Segment Start: Material provided

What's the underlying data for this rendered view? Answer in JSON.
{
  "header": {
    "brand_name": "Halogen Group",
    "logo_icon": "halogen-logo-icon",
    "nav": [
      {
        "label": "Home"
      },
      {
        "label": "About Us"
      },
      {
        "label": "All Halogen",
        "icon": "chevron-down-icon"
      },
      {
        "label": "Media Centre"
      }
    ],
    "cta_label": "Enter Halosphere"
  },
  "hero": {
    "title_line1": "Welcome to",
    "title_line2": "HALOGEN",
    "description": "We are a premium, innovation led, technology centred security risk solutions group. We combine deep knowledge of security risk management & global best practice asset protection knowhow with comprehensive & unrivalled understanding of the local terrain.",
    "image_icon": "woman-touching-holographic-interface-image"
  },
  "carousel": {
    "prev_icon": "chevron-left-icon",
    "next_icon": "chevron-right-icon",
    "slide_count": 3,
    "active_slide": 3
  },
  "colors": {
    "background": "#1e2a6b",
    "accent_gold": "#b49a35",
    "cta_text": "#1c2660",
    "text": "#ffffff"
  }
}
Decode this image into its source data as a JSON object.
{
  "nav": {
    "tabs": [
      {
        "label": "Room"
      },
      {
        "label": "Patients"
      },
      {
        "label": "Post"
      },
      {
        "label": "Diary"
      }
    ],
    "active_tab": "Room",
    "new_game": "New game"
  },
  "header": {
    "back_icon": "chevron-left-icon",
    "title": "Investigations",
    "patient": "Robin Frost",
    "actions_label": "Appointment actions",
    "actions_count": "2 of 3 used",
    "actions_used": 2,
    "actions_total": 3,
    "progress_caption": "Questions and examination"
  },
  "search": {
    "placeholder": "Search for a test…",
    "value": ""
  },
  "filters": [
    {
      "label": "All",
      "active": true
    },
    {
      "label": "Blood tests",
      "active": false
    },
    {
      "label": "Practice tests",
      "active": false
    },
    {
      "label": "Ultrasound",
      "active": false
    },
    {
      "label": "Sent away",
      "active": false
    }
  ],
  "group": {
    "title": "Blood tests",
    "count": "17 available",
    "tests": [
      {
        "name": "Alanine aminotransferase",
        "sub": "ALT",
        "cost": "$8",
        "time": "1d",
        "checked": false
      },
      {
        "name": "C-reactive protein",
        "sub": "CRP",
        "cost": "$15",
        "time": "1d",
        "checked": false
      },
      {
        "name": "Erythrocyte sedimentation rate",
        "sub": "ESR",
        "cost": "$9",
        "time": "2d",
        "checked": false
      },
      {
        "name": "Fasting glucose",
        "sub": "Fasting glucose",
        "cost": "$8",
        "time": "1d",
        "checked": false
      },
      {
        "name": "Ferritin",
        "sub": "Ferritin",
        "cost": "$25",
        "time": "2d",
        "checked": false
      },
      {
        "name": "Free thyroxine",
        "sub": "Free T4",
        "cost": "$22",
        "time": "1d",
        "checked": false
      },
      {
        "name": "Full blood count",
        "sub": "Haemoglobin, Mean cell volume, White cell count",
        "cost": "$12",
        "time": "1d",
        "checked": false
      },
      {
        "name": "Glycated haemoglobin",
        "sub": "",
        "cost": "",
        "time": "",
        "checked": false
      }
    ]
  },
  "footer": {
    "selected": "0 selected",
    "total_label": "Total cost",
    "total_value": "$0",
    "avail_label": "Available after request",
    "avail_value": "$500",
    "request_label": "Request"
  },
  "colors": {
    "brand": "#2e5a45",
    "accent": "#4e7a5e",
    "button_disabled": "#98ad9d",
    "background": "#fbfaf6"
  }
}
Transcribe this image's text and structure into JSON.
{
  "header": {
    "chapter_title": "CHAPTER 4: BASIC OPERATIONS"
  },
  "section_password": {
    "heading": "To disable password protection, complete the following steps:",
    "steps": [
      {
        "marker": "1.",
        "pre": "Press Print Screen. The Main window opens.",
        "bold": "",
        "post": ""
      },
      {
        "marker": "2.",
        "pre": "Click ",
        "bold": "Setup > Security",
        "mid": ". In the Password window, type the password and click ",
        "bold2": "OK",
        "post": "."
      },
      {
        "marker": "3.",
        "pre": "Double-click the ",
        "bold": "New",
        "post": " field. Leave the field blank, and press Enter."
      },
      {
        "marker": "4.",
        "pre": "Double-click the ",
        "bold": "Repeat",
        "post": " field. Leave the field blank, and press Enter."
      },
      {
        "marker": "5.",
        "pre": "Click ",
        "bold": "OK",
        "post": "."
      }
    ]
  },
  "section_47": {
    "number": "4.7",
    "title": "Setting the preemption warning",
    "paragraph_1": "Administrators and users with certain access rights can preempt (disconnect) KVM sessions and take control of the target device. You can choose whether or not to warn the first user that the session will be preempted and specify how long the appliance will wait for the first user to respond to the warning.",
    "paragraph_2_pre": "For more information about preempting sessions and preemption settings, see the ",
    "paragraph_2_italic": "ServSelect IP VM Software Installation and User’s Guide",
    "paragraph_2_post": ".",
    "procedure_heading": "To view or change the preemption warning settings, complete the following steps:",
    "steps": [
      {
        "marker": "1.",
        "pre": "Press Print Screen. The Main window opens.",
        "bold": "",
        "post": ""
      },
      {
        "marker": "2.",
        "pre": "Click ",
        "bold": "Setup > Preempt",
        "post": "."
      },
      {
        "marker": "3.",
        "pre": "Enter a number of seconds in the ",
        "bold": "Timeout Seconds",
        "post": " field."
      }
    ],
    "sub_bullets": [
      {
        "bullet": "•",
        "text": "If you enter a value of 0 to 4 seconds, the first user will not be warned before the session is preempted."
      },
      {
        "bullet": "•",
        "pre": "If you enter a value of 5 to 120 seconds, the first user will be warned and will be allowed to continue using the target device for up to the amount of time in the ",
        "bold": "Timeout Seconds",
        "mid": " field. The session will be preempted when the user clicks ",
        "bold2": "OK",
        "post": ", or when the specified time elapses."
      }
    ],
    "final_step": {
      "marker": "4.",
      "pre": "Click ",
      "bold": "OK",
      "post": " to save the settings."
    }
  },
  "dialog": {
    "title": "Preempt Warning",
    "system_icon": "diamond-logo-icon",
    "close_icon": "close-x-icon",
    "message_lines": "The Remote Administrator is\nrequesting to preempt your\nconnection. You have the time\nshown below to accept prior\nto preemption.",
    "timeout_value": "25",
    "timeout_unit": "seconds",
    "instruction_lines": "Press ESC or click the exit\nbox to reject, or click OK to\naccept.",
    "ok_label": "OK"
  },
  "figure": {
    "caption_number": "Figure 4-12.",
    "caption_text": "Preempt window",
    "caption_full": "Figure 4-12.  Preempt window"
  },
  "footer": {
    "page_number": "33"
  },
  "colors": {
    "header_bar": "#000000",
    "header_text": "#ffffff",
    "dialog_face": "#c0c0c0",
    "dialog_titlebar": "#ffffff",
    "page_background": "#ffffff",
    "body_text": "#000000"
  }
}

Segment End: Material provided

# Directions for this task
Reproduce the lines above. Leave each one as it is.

# Answer section
What's the underlying data for this rendered view? Answer in JSON.
{
  "header": {
    "brand_name": "Halogen Group",
    "logo_icon": "halogen-logo-icon",
    "nav": [
      {
        "label": "Home"
      },
      {
        "label": "About Us"
      },
      {
        "label": "All Halogen",
        "icon": "chevron-down-icon"
      },
      {
        "label": "Media Centre"
      }
    ],
    "cta_label": "Enter Halosphere"
  },
  "hero": {
    "title_line1": "Welcome to",
    "title_line2": "HALOGEN",
    "description": "We are a premium, innovation led, technology centred security risk solutions group. We combine deep knowledge of security risk management & global best practice asset protection knowhow with comprehensive & unrivalled understanding of the local terrain.",
    "image_icon": "woman-touching-holographic-interface-image"
  },
  "carousel": {
    "prev_icon": "chevron-left-icon",
    "next_icon": "chevron-right-icon",
    "slide_count": 3,
    "active_slide": 3
  },
  "colors": {
    "background": "#1e2a6b",
    "accent_gold": "#b49a35",
    "cta_text": "#1c2660",
    "text": "#ffffff"
  }
}
Decode this image into its source data as a JSON object.
{
  "nav": {
    "tabs": [
      {
        "label": "Room"
      },
      {
        "label": "Patients"
      },
      {
        "label": "Post"
      },
      {
        "label": "Diary"
      }
    ],
    "active_tab": "Room",
    "new_game": "New game"
  },
  "header": {
    "back_icon": "chevron-left-icon",
    "title": "Investigations",
    "patient": "Robin Frost",
    "actions_label": "Appointment actions",
    "actions_count": "2 of 3 used",
    "actions_used": 2,
    "actions_total": 3,
    "progress_caption": "Questions and examination"
  },
  "search": {
    "placeholder": "Search for a test…",
    "value": ""
  },
  "filters": [
    {
      "label": "All",
      "active": true
    },
    {
      "label": "Blood tests",
      "active": false
    },
    {
      "label": "Practice tests",
      "active": false
    },
    {
      "label": "Ultrasound",
      "active": false
    },
    {
      "label": "Sent away",
      "active": false
    }
  ],
  "group": {
    "title": "Blood tests",
    "count": "17 available",
    "tests": [
      {
        "name": "Alanine aminotransferase",
        "sub": "ALT",
        "cost": "$8",
        "time": "1d",
        "checked": false
      },
      {
        "name": "C-reactive protein",
        "sub": "CRP",
        "cost": "$15",
        "time": "1d",
        "checked": false
      },
      {
        "name": "Erythrocyte sedimentation rate",
        "sub": "ESR",
        "cost": "$9",
        "time": "2d",
        "checked": false
      },
      {
        "name": "Fasting glucose",
        "sub": "Fasting glucose",
        "cost": "$8",
        "time": "1d",
        "checked": false
      },
      {
        "name": "Ferritin",
        "sub": "Ferritin",
        "cost": "$25",
        "time": "2d",
        "checked": false
      },
      {
        "name": "Free thyroxine",
        "sub": "Free T4",
        "cost": "$22",
        "time": "1d",
        "checked": false
      },
      {
        "name": "Full blood count",
        "sub": "Haemoglobin, Mean cell volume, White cell count",
        "cost": "$12",
        "time": "1d",
        "checked": false
      },
      {
        "name": "Glycated haemoglobin",
        "sub": "",
        "cost": "",
        "time": "",
        "checked": false
      }
    ]
  },
  "footer": {
    "selected": "0 selected",
    "total_label": "Total cost",
    "total_value": "$0",
    "avail_label": "Available after request",
    "avail_value": "$500",
    "request_label": "Request"
  },
  "colors": {
    "brand": "#2e5a45",
    "accent": "#4e7a5e",
    "button_disabled": "#98ad9d",
    "background": "#fbfaf6"
  }
}
Transcribe this image's text and structure into JSON.
{
  "header": {
    "chapter_title": "CHAPTER 4: BASIC OPERATIONS"
  },
  "section_password": {
    "heading": "To disable password protection, complete the following steps:",
    "steps": [
      {
        "marker": "1.",
        "pre": "Press Print Screen. The Main window opens.",
        "bold": "",
        "post": ""
      },
      {
        "marker": "2.",
        "pre": "Click ",
        "bold": "Setup > Security",
        "mid": ". In the Password window, type the password and click ",
        "bold2": "OK",
        "post": "."
      },
      {
        "marker": "3.",
        "pre": "Double-click the ",
        "bold": "New",
        "post": " field. Leave the field blank, and press Enter."
      },
      {
        "marker": "4.",
        "pre": "Double-click the ",
        "bold": "Repeat",
        "post": " field. Leave the field blank, and press Enter."
      },
      {
        "marker": "5.",
        "pre": "Click ",
        "bold": "OK",
        "post": "."
      }
    ]
  },
  "section_47": {
    "number": "4.7",
    "title": "Setting the preemption warning",
    "paragraph_1": "Administrators and users with certain access rights can preempt (disconnect) KVM sessions and take control of the target device. You can choose whether or not to warn the first user that the session will be preempted and specify how long the appliance will wait for the first user to respond to the warning.",
    "paragraph_2_pre": "For more information about preempting sessions and preemption settings, see the ",
    "paragraph_2_italic": "ServSelect IP VM Software Installation and User’s Guide",
    "paragraph_2_post": ".",
    "procedure_heading": "To view or change the preemption warning settings, complete the following steps:",
    "steps": [
      {
        "marker": "1.",
        "pre": "Press Print Screen. The Main window opens.",
        "bold": "",
        "post": ""
      },
      {
        "marker": "2.",
        "pre": "Click ",
        "bold": "Setup > Preempt",
        "post": "."
      },
      {
        "marker": "3.",
        "pre": "Enter a number of seconds in the ",
        "bold": "Timeout Seconds",
        "post": " field."
      }
    ],
    "sub_bullets": [
      {
        "bullet": "•",
        "text": "If you enter a value of 0 to 4 seconds, the first user will not be warned before the session is preempted."
      },
      {
        "bullet": "•",
        "pre": "If you enter a value of 5 to 120 seconds, the first user will be warned and will be allowed to continue using the target device for up to the amount of time in the ",
        "bold": "Timeout Seconds",
        "mid": " field. The session will be preempted when the user clicks ",
        "bold2": "OK",
        "post": ", or when the specified time elapses."
      }
    ],
    "final_step": {
      "marker": "4.",
      "pre": "Click ",
      "bold": "OK",
      "post": " to save the settings."
    }
  },
  "dialog": {
    "title": "Preempt Warning",
    "system_icon": "diamond-logo-icon",
    "close_icon": "close-x-icon",
    "message_lines": "The Remote Administrator is\nrequesting to preempt your\nconnection. You have the time\nshown below to accept prior\nto preemption.",
    "timeout_value": "25",
    "timeout_unit": "seconds",
    "instruction_lines": "Press ESC or click the exit\nbox to reject, or click OK to\naccept.",
    "ok_label": "OK"
  },
  "figure": {
    "caption_number": "Figure 4-12.",
    "caption_text": "Preempt window",
    "caption_full": "Figure 4-12.  Preempt window"
  },
  "footer": {
    "page_number": "33"
  },
  "colors": {
    "header_bar": "#000000",
    "header_text": "#ffffff",
    "dialog_face": "#c0c0c0",
    "dialog_titlebar": "#ffffff",
    "page_background": "#ffffff",
    "body_text": "#000000"
  }
}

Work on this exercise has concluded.